Th. said...


Sister Act 2 is more than not great. It is an abomination. One of the worst days of my life was getting to drive 40 miles to a movie theater and then being forced to watch SA2.

Anyway, not the point.

I remember those Grammies. She's just kept getting more and more and more and more.....

I'm thinking about incorporating some popular music into my classes when we deal with poetry. I want a wide variety of genres, but hiphop is one I know little about. From what you've said, I've imagined the Fugees or Common might be good choices. I've been wanting to ask you to make me a mix cd.

If you have time, do. But don't neglect your real life to do so.

Also, I'll need lyrics.

Th. said...


I just noticed that Tori Amos is on Foxy J's list of favorite music and I thought that was interesting because as you described LH's lyrics and lyrical development, that's who I thoguht of.

So, since I can't act intelligent about Lauryn Hill, I'll just list my three favorite Tori albums and pretend that adds to intelligent discourse (I know all the albums because Lady Steed is to Tori as Master Fob is to Lauryn):

1. Scarlet's Walk (Entertainment Weekly's horrible review of this album made be rethink my infatuation with all of print)

2. Venus and Back (studio half only)

3. Pele's Boys (one of my favorite albums to write to along with Kim Fox's Moon Hut and John Scofield's A Go Go)

There! You may call me a participant!

Cricket said...

"Sister Act 2 is more than not great. It is an abomination."

I LOVED that movie!! Of course I was in like 7th grade and it was just plain cool....

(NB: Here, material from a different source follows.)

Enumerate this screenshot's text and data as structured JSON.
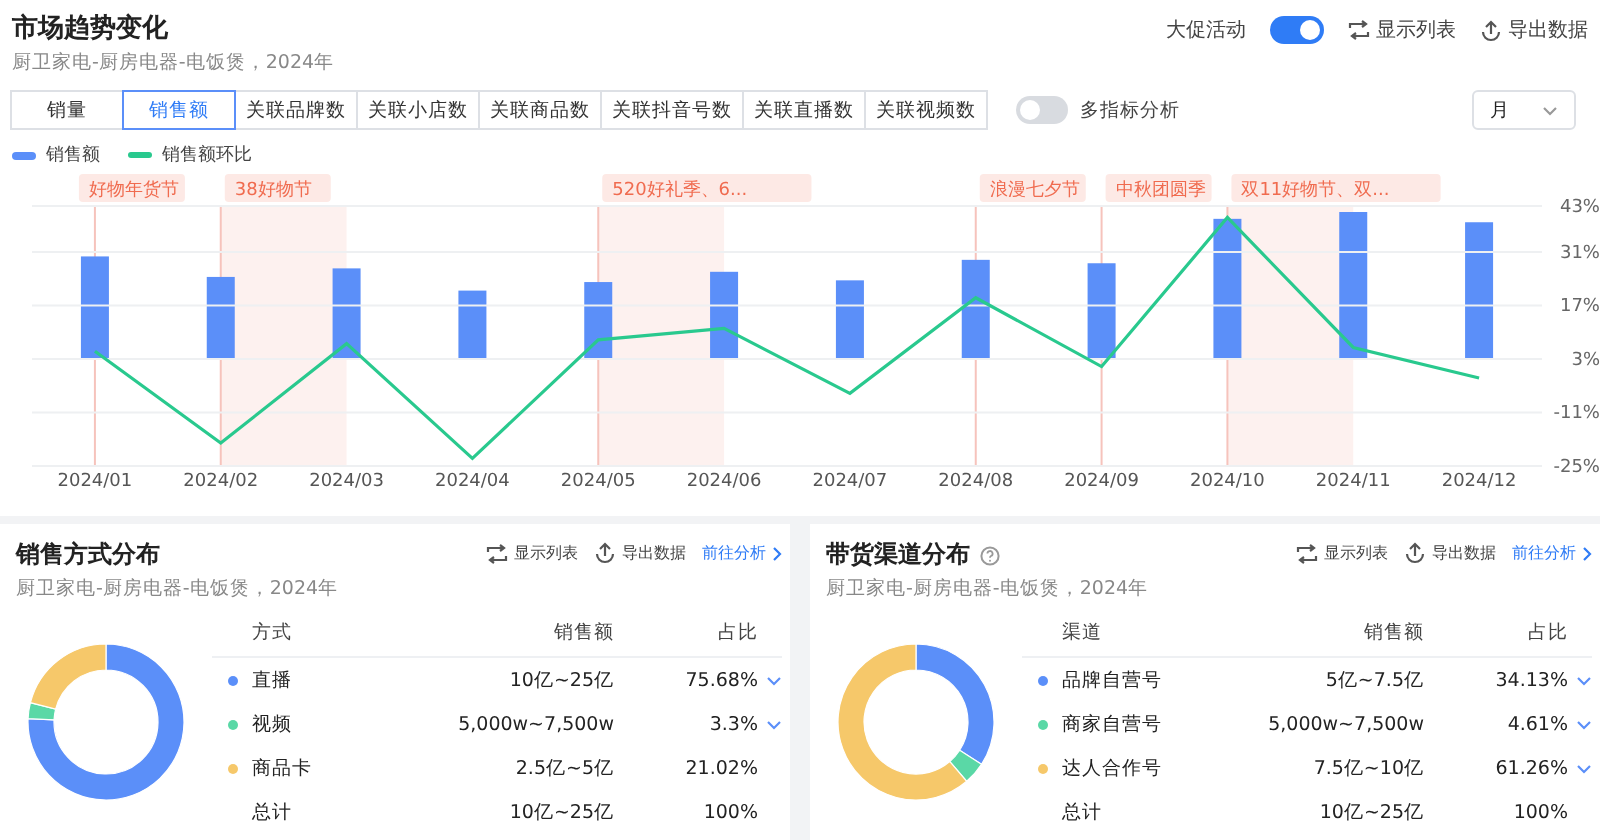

ah, yes, Lauryn Hill's rendition of "...Sparrow" B-e-a-u-t-i-f-u-l!

I walked around trying to sing like that for months!!

B.G. Christensen said...

I have put all the Tori Amos CDs Th. recommends on hold at the library (they're all checked out). Foxy has Little Earthquakes, which I like.

Th. said...


I'm flattered you think that much of my taste when we both know we differ a bit in music.

And Mandi, for some reason it never occurred to me I might be older than you. But I was in high school....or just graduated, I'm not sure.


B.G. Christensen said...

Well, I do like the one Tori album I've heard. And she comes highly recommended by Neil Gaiman.

And you should get used to being older than everyone, th.

Tolkien Boy said...

Hi. I have nothing useful to say.

I don't think I've heard this woman. I have been living in a cave.

Which, according to my mythology teacher, means I am originally from a matriarchal society.